HL Deb 06 December 1852 vol 123 cc920-2

, who had a Motion on the notice-paper relating to the recording of Votes in Committee, said he felt he ought to make some explanation and apology to the House for not immediately postponing that Motion until another day, seeing that there was a Motion upon the paper immediately following his, having reference to the commercial legislation of the country. If he had expected that there was to be either a general acquiescence or a general debate upon the subject of what he might now describe as the glorious termination of an experiment which had been going on for six years in regard to our commercial legislation, he should immediately have taken the course of postponing his Motion to another day. That did not appear, however, to be the case. The noble Earl opposite (the Earl of Derby) had decided on taking a different course; he had declined either to agree in the words of the Resolution which was moved by his Colleagues in the other House, or to the form of words adopted by those same Colleagues, and a great majority of their supporters, in that House; and he had proposed words, as it appeared to him (Earl Granville), totally unmeaning as a declaration from a House which, by its repeated votes upon the corn laws, the sugar duties, and the repeal of the navigation laws, had given its fullest sanction to the existing legislation on those subjects. His noble Friend (the Marquess of Clanricarde), who had been one of the earliest and most consistent supporters of free trade—having, perhaps, a desire to have unanimity in that House, and also to show a spirit of conciliation to the furthest possible extent; and influenced, perhaps, by a feeling that those words, although they had little meaning in themselves, obtained some value from a former declaration of the noble Earl (the Earl of Derby) bound the House firmly and unreservedly to the commercial system which had been established—had consented to adopt those words, and had also concurred in deprecating any great discussion on that question. The House appeared also to come to a sort of understanding, although a hurried one, that there should not, at all events, be any division on the subject; and there was also a general impression that no very great discussion would take place. This being the position of the question, and as it assumed an aspect of such little importance, he was unwilling to withdraw from the orders a question, the consideration and settlement of which would prove of great utility in adding to the value and credit of their Lordships' Committees. But the slightest intimation from either side of the House would induce him to deviate from that determination, and postpone it to a future day.

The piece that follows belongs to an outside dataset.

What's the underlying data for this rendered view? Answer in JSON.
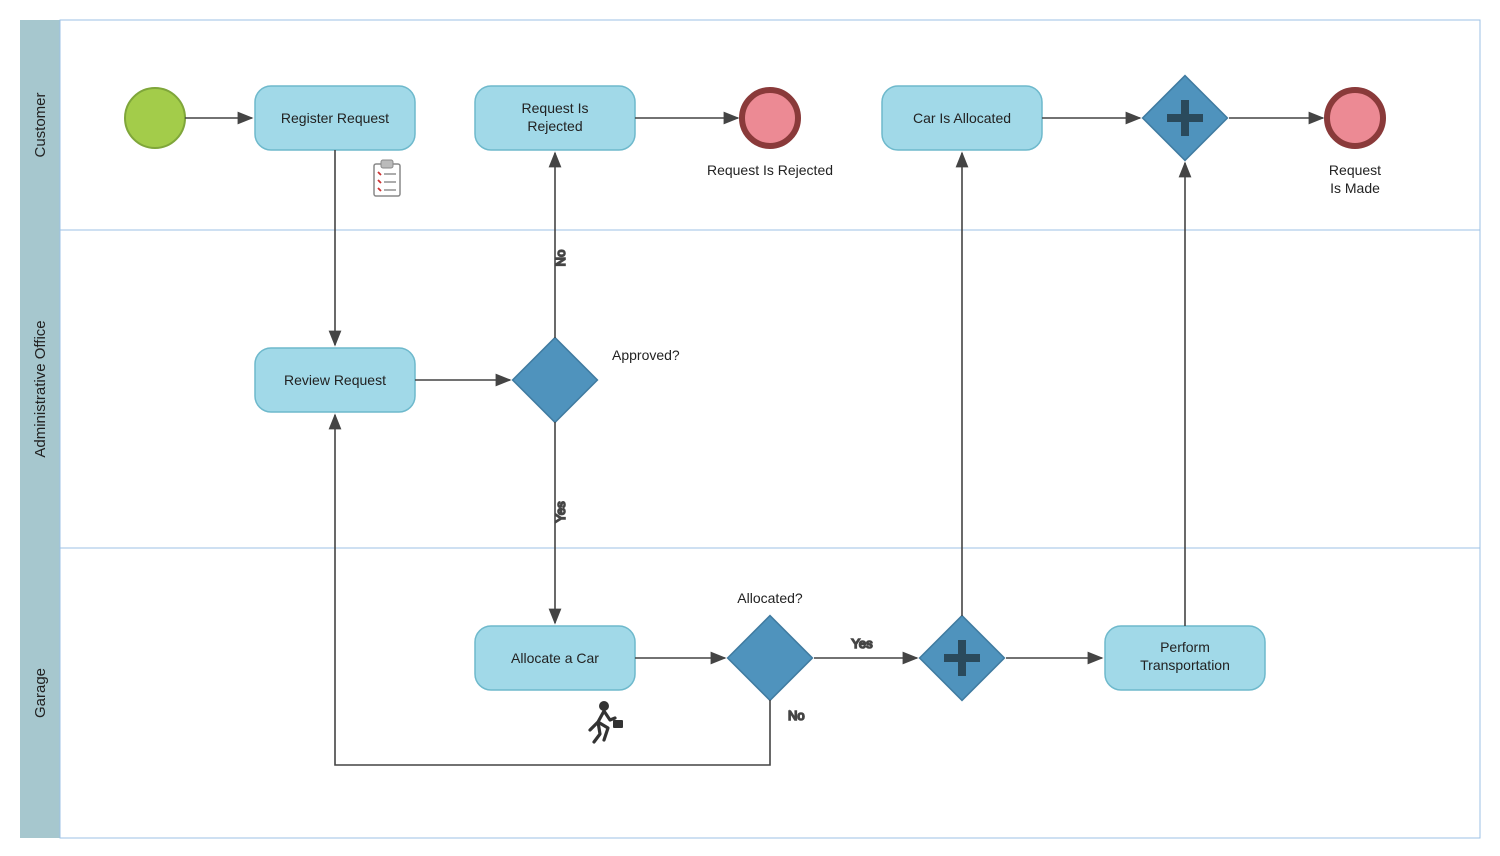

said, he understood his noble Friend (Earl Granville) to say that he would either withdraw his Motion, or postpone it till a future occasion, if he was given to understand that some debate would arise on the Resolution in the paper respecting the commercial legislation of the county. His noble Friend had also alluded to an understanding which he supposed to have taken place in their Lordships' House on a former occasion with regard to that Resolution. He (the Earl of Radnor) begged to say he was no party to that understanding, and he did not feel himself bound by it. It was now some years since he had been in that House, and a few days ago he should have said there was no chance of his putting his foot inside its walls again; but when he saw the terms of the Resolution that was proposed to be moved by his noble Friend, so entirely subversive did they appear to him (the Earl of Radnor), of the principles which had been sanctioned by their Lordships' House, and exactly contrary to the understanding given out by Her Majesty's Government on the subject of free trade or unrestricted competition, that he had come up to town to take his seat in their Lordships' House that day, for the purpose of moving an Amendment. Since he had come into the House, he had been given to understand that another noble Lord had given notice of his intention to move an Amendment, in order that the matter should be discussed. He could assure his noble Friend (Earl Granville) that whatever power he possessed should be exercised in securing an ample discussion of the Resolution.


said, after what had fallen from the noble Earl, he did not think he should be justified in pressing on his Motion; and he should, therefore, postpone it until to-morrow.

Back to